- **RECORDS SUPPLIED**:
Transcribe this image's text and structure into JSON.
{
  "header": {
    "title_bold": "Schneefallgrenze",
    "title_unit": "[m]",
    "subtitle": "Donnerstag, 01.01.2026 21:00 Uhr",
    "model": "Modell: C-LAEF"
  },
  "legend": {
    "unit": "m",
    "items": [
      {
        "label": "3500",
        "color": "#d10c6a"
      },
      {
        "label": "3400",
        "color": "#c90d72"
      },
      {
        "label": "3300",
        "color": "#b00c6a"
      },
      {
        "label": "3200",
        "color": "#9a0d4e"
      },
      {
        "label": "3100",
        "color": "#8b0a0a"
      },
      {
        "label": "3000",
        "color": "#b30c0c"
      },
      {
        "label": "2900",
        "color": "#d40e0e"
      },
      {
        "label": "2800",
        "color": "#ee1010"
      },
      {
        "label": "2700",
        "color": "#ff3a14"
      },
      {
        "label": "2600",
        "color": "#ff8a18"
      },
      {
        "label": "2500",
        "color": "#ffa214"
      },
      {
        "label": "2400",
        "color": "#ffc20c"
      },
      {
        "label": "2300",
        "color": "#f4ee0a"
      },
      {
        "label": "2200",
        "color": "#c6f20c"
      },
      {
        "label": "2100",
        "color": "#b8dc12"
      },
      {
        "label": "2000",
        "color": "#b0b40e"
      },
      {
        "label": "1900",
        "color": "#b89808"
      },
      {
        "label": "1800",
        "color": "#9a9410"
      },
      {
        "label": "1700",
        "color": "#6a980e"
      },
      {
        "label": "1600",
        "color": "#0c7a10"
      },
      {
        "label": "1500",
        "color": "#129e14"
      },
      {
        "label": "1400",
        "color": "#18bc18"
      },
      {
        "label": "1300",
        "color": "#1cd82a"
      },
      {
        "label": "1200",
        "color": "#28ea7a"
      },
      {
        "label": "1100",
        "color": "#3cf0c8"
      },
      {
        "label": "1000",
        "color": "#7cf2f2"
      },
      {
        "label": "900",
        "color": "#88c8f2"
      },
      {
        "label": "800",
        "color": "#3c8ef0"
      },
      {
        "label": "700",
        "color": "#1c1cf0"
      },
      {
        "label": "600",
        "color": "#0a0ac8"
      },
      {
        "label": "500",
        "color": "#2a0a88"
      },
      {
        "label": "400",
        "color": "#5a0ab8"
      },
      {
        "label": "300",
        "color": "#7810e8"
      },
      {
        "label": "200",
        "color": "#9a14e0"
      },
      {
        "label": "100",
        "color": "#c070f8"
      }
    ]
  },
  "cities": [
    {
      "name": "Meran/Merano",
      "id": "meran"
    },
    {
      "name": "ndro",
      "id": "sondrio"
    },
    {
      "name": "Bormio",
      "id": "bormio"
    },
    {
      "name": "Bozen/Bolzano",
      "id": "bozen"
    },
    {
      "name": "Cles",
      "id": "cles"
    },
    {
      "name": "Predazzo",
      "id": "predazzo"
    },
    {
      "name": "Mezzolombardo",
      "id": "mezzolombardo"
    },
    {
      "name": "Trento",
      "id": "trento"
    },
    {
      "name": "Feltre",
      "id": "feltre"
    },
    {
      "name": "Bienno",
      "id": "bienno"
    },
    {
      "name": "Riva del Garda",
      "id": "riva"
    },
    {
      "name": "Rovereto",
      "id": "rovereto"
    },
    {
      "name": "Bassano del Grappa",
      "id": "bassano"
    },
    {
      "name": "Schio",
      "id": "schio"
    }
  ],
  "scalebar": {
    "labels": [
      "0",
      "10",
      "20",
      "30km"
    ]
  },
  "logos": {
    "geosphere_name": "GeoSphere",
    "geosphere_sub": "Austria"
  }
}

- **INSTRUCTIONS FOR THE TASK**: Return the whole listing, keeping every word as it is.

- **FINISHED TASK**:
Transcribe this image's text and structure into JSON.
{
  "header": {
    "title_bold": "Schneefallgrenze",
    "title_unit": "[m]",
    "subtitle": "Donnerstag, 01.01.2026 21:00 Uhr",
    "model": "Modell: C-LAEF"
  },
  "legend": {
    "unit": "m",
    "items": [
      {
        "label": "3500",
        "color": "#d10c6a"
      },
      {
        "label": "3400",
        "color": "#c90d72"
      },
      {
        "label": "3300",
        "color": "#b00c6a"
      },
      {
        "label": "3200",
        "color": "#9a0d4e"
      },
      {
        "label": "3100",
        "color": "#8b0a0a"
      },
      {
        "label": "3000",
        "color": "#b30c0c"
      },
      {
        "label": "2900",
        "color": "#d40e0e"
      },
      {
        "label": "2800",
        "color": "#ee1010"
      },
      {
        "label": "2700",
        "color": "#ff3a14"
      },
      {
        "label": "2600",
        "color": "#ff8a18"
      },
      {
        "label": "2500",
        "color": "#ffa214"
      },
      {
        "label": "2400",
        "color": "#ffc20c"
      },
      {
        "label": "2300",
        "color": "#f4ee0a"
      },
      {
        "label": "2200",
        "color": "#c6f20c"
      },
      {
        "label": "2100",
        "color": "#b8dc12"
      },
      {
        "label": "2000",
        "color": "#b0b40e"
      },
      {
        "label": "1900",
        "color": "#b89808"
      },
      {
        "label": "1800",
        "color": "#9a9410"
      },
      {
        "label": "1700",
        "color": "#6a980e"
      },
      {
        "label": "1600",
        "color": "#0c7a10"
      },
      {
        "label": "1500",
        "color": "#129e14"
      },
      {
        "label": "1400",
        "color": "#18bc18"
      },
      {
        "label": "1300",
        "color": "#1cd82a"
      },
      {
        "label": "1200",
        "color": "#28ea7a"
      },
      {
        "label": "1100",
        "color": "#3cf0c8"
      },
      {
        "label": "1000",
        "color": "#7cf2f2"
      },
      {
        "label": "900",
        "color": "#88c8f2"
      },
      {
        "label": "800",
        "color": "#3c8ef0"
      },
      {
        "label": "700",
        "color": "#1c1cf0"
      },
      {
        "label": "600",
        "color": "#0a0ac8"
      },
      {
        "label": "500",
        "color": "#2a0a88"
      },
      {
        "label": "400",
        "color": "#5a0ab8"
      },
      {
        "label": "300",
        "color": "#7810e8"
      },
      {
        "label": "200",
        "color": "#9a14e0"
      },
      {
        "label": "100",
        "color": "#c070f8"
      }
    ]
  },
  "cities": [
    {
      "name": "Meran/Merano",
      "id": "meran"
    },
    {
      "name": "ndro",
      "id": "sondrio"
    },
    {
      "name": "Bormio",
      "id": "bormio"
    },
    {
      "name": "Bozen/Bolzano",
      "id": "bozen"
    },
    {
      "name": "Cles",
      "id": "cles"
    },
    {
      "name": "Predazzo",
      "id": "predazzo"
    },
    {
      "name": "Mezzolombardo",
      "id": "mezzolombardo"
    },
    {
      "name": "Trento",
      "id": "trento"
    },
    {
      "name": "Feltre",
      "id": "feltre"
    },
    {
      "name": "Bienno",
      "id": "bienno"
    },
    {
      "name": "Riva del Garda",
      "id": "riva"
    },
    {
      "name": "Rovereto",
      "id": "rovereto"
    },
    {
      "name": "Bassano del Grappa",
      "id": "bassano"
    },
    {
      "name": "Schio",
      "id": "schio"
    }
  ],
  "scalebar": {
    "labels": [
      "0",
      "10",
      "20",
      "30km"
    ]
  },
  "logos": {
    "geosphere_name": "GeoSphere",
    "geosphere_sub": "Austria"
  }
}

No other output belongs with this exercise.